Private mortgage insurance, or PMI, insures the lender against a default. It is required when the borrower is making a cash down payment of less than 20 percent of the purchase price.
PMI costs vary from one mortgage insurance firm to another, but premiums usually run about 0.50 percent of the loan amount for the first year of the loan. Most PMI premiums are a bit lower for subsequent years. The first year’s mortgage insurance premium is usually paid in advance at the close of escrow, and there is usually a separate PMI approval process.
Lenders generally turn to a list of companies with whom they regularly work when lining up private mortgage insurance. In most cases, PMI can be dropped after the loan to value ratio drops below 80 percent. The Homeowners Protection Act requires PMI to be dropped when the loan-to-value ratio reaches 78 percent of the home’s original value AND the loan closed after July 29, 1999. For other loans, find out from your lender what procedure to follow to have PMI removed when your equity reaches 20 percent. For homeowners who have improved their properties and believe that their equity has increased as a result of these improvements, refinancing the property at a loan-to-value ratio of 80 percent or less is another possible way of eliminating PMI payments.

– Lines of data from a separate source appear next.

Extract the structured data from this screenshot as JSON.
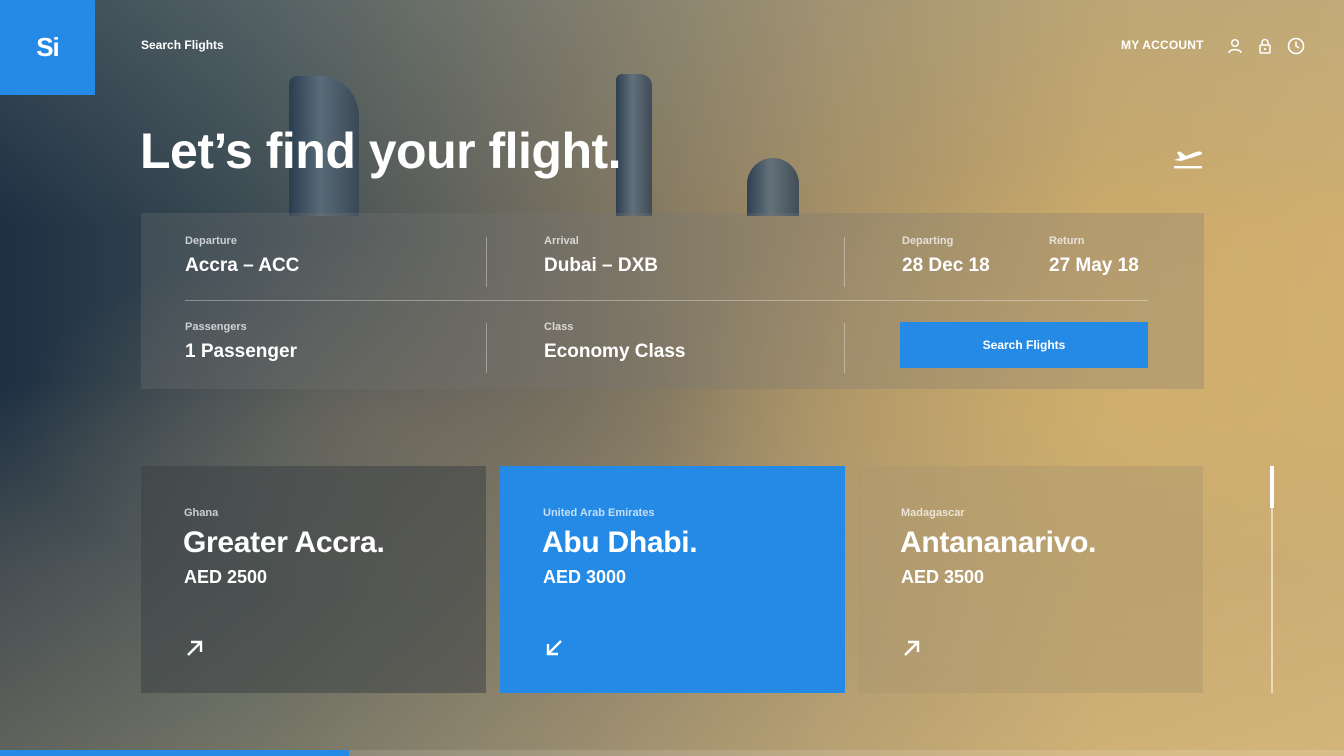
{
  "brand": {
    "logo_text": "Si",
    "accent": "#2589e6"
  },
  "header": {
    "nav_link": "Search Flights",
    "account_label": "MY ACCOUNT",
    "icons": [
      "user-icon",
      "lock-icon",
      "clock-icon"
    ]
  },
  "hero": {
    "headline": "Let’s find your flight.",
    "icon": "plane-takeoff-icon"
  },
  "search_form": {
    "departure": {
      "label": "Departure",
      "value": "Accra – ACC"
    },
    "arrival": {
      "label": "Arrival",
      "value": "Dubai – DXB"
    },
    "departing": {
      "label": "Departing",
      "value": "28 Dec 18"
    },
    "return": {
      "label": "Return",
      "value": "27 May 18"
    },
    "passengers": {
      "label": "Passengers",
      "value": "1 Passenger"
    },
    "class": {
      "label": "Class",
      "value": "Economy Class"
    },
    "search_button": "Search Flights"
  },
  "destinations": [
    {
      "country": "Ghana",
      "city": "Greater Accra.",
      "price": "AED 2500",
      "icon": "arrow-up-right-icon"
    },
    {
      "country": "United Arab Emirates",
      "city": "Abu Dhabi.",
      "price": "AED 3000",
      "icon": "arrow-down-left-icon",
      "selected": true
    },
    {
      "country": "Madagascar",
      "city": "Antananarivo.",
      "price": "AED 3500",
      "icon": "arrow-up-right-icon"
    }
  ],
  "page_progress": 0.26
}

A growing number of private lenders are loosening up their requirements for low-down-payment loans. But private mortgage insurance, or PMI, usually is required on loans with less than a 20 percent down payment.